Labour didn’t benefit from any late poll surge that might cascade into convincing people voting for Labour might overturn a Conservative advantage, or limit the influence of the SNP if they were in Government. Similarly for Conservatives, the fact that the polls never indicated a probable outcome where they would achieve an overall majority likely decreased the perceived need for other parties to tactically vote for Labour, and for disaffected supporters to stay with they party.
For the Conservative Party, the polls were perfect.
Where Next? From a psychological perspective, it is hard not to support the idea of banning the publication of public opinion polls 3 weeks before the election and let the public be influenced in-so-much-as-possible by only the informational content of the manifestos. As a scientist however, its hard to state support for this when we are unsure if the polls exert greater stronger biasing influences than those from family, neighbours, party leader images, newspapers etc. Where does one start?

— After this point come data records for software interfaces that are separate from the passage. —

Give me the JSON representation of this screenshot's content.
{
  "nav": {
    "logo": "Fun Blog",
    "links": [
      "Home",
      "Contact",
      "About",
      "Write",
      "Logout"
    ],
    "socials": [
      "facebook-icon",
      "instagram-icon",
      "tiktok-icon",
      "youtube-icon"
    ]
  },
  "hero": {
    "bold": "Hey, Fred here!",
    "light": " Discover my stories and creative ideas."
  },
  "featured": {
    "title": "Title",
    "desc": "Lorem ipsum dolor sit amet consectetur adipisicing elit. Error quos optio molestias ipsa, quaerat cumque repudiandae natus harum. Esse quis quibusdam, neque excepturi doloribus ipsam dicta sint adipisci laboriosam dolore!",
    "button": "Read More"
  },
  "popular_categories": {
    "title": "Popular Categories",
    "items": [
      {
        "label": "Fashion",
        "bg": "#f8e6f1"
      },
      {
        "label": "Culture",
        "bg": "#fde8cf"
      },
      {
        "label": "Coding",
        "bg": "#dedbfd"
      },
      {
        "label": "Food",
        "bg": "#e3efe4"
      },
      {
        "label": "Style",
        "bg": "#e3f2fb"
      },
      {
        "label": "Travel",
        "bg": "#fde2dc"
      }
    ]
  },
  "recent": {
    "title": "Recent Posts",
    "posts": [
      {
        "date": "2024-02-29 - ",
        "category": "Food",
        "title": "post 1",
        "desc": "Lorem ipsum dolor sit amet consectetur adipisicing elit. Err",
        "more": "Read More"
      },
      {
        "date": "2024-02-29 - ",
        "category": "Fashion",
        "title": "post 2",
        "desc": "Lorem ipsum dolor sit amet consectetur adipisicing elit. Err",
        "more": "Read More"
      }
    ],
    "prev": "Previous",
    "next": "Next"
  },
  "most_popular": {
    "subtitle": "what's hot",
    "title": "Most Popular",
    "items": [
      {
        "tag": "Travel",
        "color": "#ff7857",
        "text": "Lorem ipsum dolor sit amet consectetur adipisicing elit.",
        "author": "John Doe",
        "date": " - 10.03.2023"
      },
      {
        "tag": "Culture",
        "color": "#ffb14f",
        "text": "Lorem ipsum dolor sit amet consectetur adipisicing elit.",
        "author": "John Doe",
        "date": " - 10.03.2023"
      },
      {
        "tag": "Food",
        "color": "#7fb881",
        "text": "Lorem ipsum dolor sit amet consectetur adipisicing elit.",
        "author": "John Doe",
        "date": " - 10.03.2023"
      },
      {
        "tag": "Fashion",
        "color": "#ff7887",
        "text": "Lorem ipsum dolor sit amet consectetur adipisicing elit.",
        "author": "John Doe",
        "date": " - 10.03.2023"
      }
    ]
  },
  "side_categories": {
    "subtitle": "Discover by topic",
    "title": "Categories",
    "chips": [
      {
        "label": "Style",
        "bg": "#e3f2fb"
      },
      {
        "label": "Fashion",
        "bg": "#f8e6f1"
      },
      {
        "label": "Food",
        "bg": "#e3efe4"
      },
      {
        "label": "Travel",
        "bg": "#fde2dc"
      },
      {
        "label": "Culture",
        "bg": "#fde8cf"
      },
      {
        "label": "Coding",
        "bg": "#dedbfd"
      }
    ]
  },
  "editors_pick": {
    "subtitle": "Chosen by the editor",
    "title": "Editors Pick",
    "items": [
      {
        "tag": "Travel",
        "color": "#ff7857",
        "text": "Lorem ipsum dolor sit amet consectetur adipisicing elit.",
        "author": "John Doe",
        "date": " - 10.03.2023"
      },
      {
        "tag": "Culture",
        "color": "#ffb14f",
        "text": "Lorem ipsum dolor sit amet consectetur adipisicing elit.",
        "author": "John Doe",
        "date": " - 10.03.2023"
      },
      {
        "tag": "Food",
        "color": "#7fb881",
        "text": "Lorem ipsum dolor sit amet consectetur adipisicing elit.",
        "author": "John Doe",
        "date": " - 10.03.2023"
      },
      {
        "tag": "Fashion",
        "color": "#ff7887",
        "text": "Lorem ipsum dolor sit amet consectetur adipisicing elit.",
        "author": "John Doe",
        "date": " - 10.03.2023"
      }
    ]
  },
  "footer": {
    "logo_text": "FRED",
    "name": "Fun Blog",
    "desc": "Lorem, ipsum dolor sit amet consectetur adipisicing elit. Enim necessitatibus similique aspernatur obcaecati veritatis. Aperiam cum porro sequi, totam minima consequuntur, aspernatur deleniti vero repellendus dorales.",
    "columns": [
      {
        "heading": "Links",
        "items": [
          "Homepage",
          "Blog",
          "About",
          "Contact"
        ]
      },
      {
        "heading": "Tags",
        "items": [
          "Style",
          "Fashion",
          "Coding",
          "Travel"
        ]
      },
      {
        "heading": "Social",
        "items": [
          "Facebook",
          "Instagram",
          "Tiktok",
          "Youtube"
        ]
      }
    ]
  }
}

Yet, there is a very clear danger from the possibility of fraudulent polling, or from cynically using polling results; such as publishing or using polls in such a way as to suppress a party’s support base; by discouraging turnout or encouraging switching to another party (as done on a small scale by the Liberal Democrats), or lulling parties into a false sense of security. People are right to question people like the born-again pollster Lord Ashcroft, a Conservative peer, who buys in polling from other companies and publishes the results, but won’t reveal who the companies are. Lord Ashcroft is not a member of the British Polling Council either, the only attempt at a regulatory body for polling. It is also worth pointing to his blog where he has a speech and video he “gave last night at the Post-Election Conference, jointly hosted by Conservative Home, the TaxPayers’ Alliance, Business for Britain and the Institute of Economic Affairs”. On numerous occasions I have seen the results of Ashcroft’s polls in key seats on the faces of activists of all political parties, so to say they do not have psychological influence does Ashcroft a disservice.
Finally, there is an obvious question to be answered: why when people emerge from the polling booth are they so willing to tell BBC exit pollsters, ‘Yes, I voted Conservative’, but not the pollsters before the election day? Maybe it is time for an experiment?
Note: if you can’t obtain any of the sources or papers linked in this article, email me and I’m happy to provide my copies.